Why can films no longer be intellectually stimulating without taking flak? It's like the entire medium
has had a downgrade, and if you want something that will make you go "Hmm." you have to look elsewhere.
Jesus H. Christ, what is wrong
with you people? Answers on a postcard please.
But I am tired of folk trying to pigeonhole art, to make themselves feel more comfortable. Donnie Darko has been mentioned alongside Primer (donít get me started on lazy gobshite film critics), so Iíll use that as a convenient example. Widely characterised as an Ďemoí (Stupidest. Fucking. Genre. Ever.
) film, and even derided by those who consider themselves not Ďemoí solely because it is an Ďemoí film. Is that not retarded? Is that not just as fuckwitted as shoving Primer in the Ďsci-fi for sci-fi geeksí box?
"Time travelling just to download more porn? Genius!"
You donít need a technical or scientific background to understand this film. I have a pretty good understanding of it, and the only technical thing I know how to do is set things on fire. Yes, chunks of it are grounded in real science, which ensures relatively few gaffes for said experts to chuckle over. Yes, some of it is difficult to follow, but it can be done. The actual process of time travel is explained fairly simply in the film, so all you have to do afterwards is think for a bit, and slowly tease those knotted threads of storyline out. Realisation dawns. And you enjoy it all the more because you worked it out yourself, and you didnít need the solution hastily served up to you on a shiny patronising plate of crappy dialogue five minutes from the end.

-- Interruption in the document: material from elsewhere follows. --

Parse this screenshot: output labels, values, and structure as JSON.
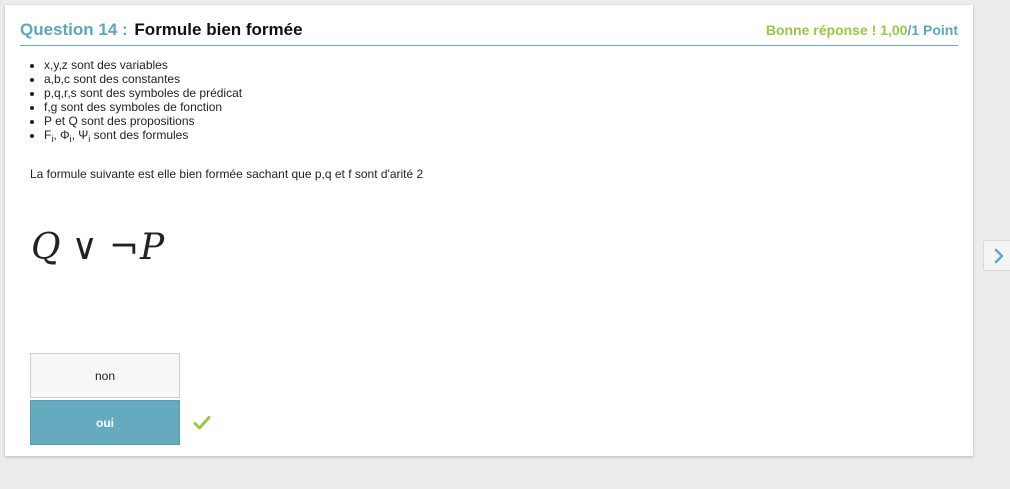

This is a great sci-fi film, with no dazzling special effects, no gun battles, no saving the world, and no stupidity. This is, at last, a film that actually explores the possibilties of time travel fully, something I have never, ever seen before. No, not even in Back to the Future. And now, it's here. All you have to do is watch it.
The DVD is excellent value for money. You get two commentaries, one from Carruth, which may help enlighten you if you missed bits or just can't be arsed to work it out yourself. He is by turns funny, self-deprecating and knowledgeable, and it takes some skill and balls to do a commentary all on your own. The other is from Carruth and some of the cast, which turns out to be quite funny. It seems you can have fun doing a low budget film, but for bigger productions a po face is required. A Tartan Film trailer reel and Primer trailer round up the extras.
Here endeth the lesson.